A pastor is being ordered by the Canadian government to allow gay-straight alliances in the two Christian schools that he runs in Alberta.
Brian Coldwell, a pastor of New Testament Baptist Church and chairperson of Independent Christian Education Society, said that he did not intend to comply with the order.
"I have a duty as a pastor to protect the flock of God," said Coldwell on a late August interview with CBC. "And there is no way under heaven I'm going to allow gay activists to come in here and basically undermine our ministries and our religious freedoms or confuse and corrupt our children," he added.
Earlier this year, Education Minister David Eggen ordered the school boards to submit LGBTQ policies before the end of March but some schools showed resistance. Eggen appointed a consultant to form a new transgender policy in one of the schools that did not comply.
"I'm not going to allow the minister of education to appoint anyone to come in here — he does not have that dictatorial power," said Coldwell.
On Sept. 2, Eggen sent a letter to Coldwell asking him for assurance that he will allow gay-straight alliances to be formed at the Meadows Baptist Academy and Harvest Baptist Academy in Parkland County.
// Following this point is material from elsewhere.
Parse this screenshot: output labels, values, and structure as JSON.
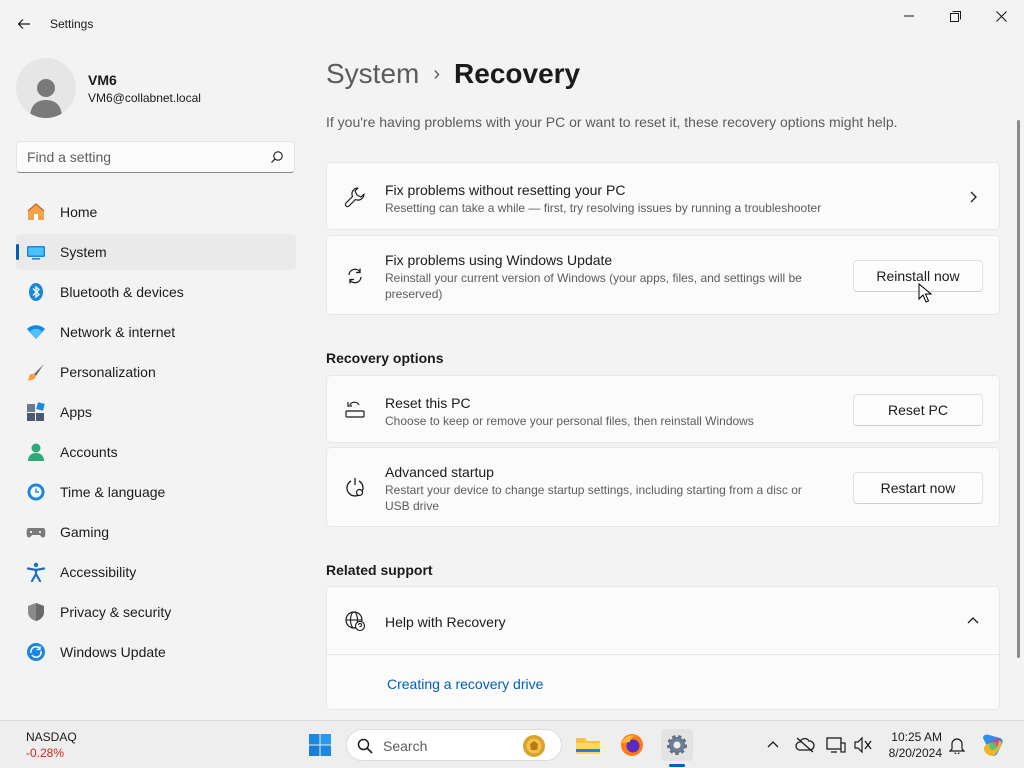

Eggen stated that the reply he received from Coldwell on Sept. 16 was unsatisfactory. He indicated that he will appoint a third party to conduct an inquiry at the schools. He stated that he is allowed to withdraw the funding for schools that do not comply.
According to Global News, the province of Alberta provided 70 percent of the schools' funds.
"The process of course that's included at my disposal is deregistration of a school or withdrawal of funding or so forth. One usually begins this process through the process of inquiry," said Eggen.
Kris Wells of the Institute for Sexual Minority Studies and Services believed that the government should have created a uniform policy regarding gender identity and sexual orientation instead of allowing individual boards to create their own.